George F. Betts, of African descent, was born in 1852 in Wilmington, New Hanover County, North Carolina, most likely into slavery, to George and Polly Merrick Betts, natives of Wilmington.
For nearly 50 years he was employed as the Head Waiter at Young’s Hotel at 20 Court Street, corner of Court Square in Boston. In that role he became one of the wealthiest men of color in the city. Youngs Hotel was located in the center of industry and politics in Downtown Boston. Mr. Betts was known to have a genial disposition and was a friend to 100s. Industry and carful living marked his life and through the friendship of leading businessmen he made many good investments of his money.
On Thanksgiving Day, 1909, a pleasant surprise party greeted royal George Betts. Twenty-one prominent men, who had long been guests of the hotel, called him to room 15 and through Colonel E. R. McPherson, presented him a gold watch suitably inscribed.
George Betts resided at 53 Wrentham Street off of Dorchester Avenue in Ashmont. He died on September 10, 1914 at the age of 62.
The inscription on his stone reads: / George F. Betts / 1852-1914 /Erected to his Memory/
By the Employees of / Young’s Hotel /
The text in this account is based on an article in the Dorchester Beacon of September 19, 1914:
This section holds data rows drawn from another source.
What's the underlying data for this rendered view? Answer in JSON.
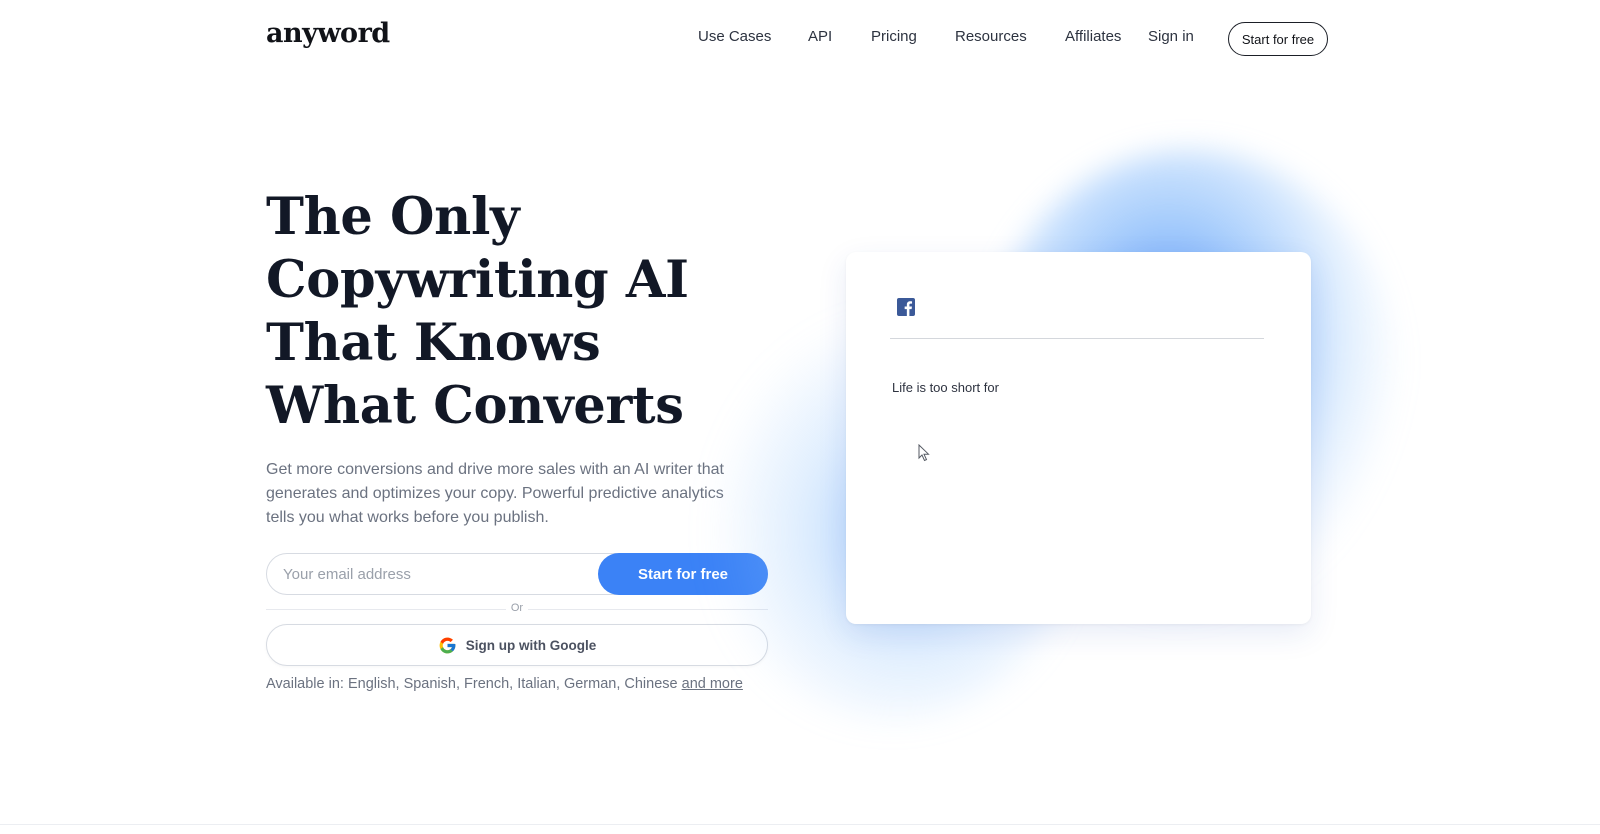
{
  "header": {
    "logo": "anyword",
    "nav": [
      "Use Cases",
      "API",
      "Pricing",
      "Resources",
      "Affiliates",
      "Sign in"
    ],
    "cta": "Start for free"
  },
  "hero": {
    "title": "The Only Copywriting AI That Knows What Converts",
    "subtitle": "Get more conversions and drive more sales with an AI writer that generates and optimizes your copy. Powerful predictive analytics tells you what works before you publish.",
    "email_placeholder": "Your email address",
    "submit_label": "Start for free",
    "or": "Or",
    "google_label": "Sign up with Google",
    "langs_prefix": "Available in: English, Spanish, French, Italian, German, Chinese",
    "langs_more": "and more"
  },
  "card": {
    "platform_icon": "facebook-icon",
    "typed_text": "Life is too short for",
    "brand_color": "#3b5998"
  },
  "colors": {
    "accent": "#3b82f6",
    "text_dark": "#121826",
    "text_muted": "#6b7280"
  }
}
George F. Betts
Section: Maple Lot Extension
See Wikipedia Youngs Hotel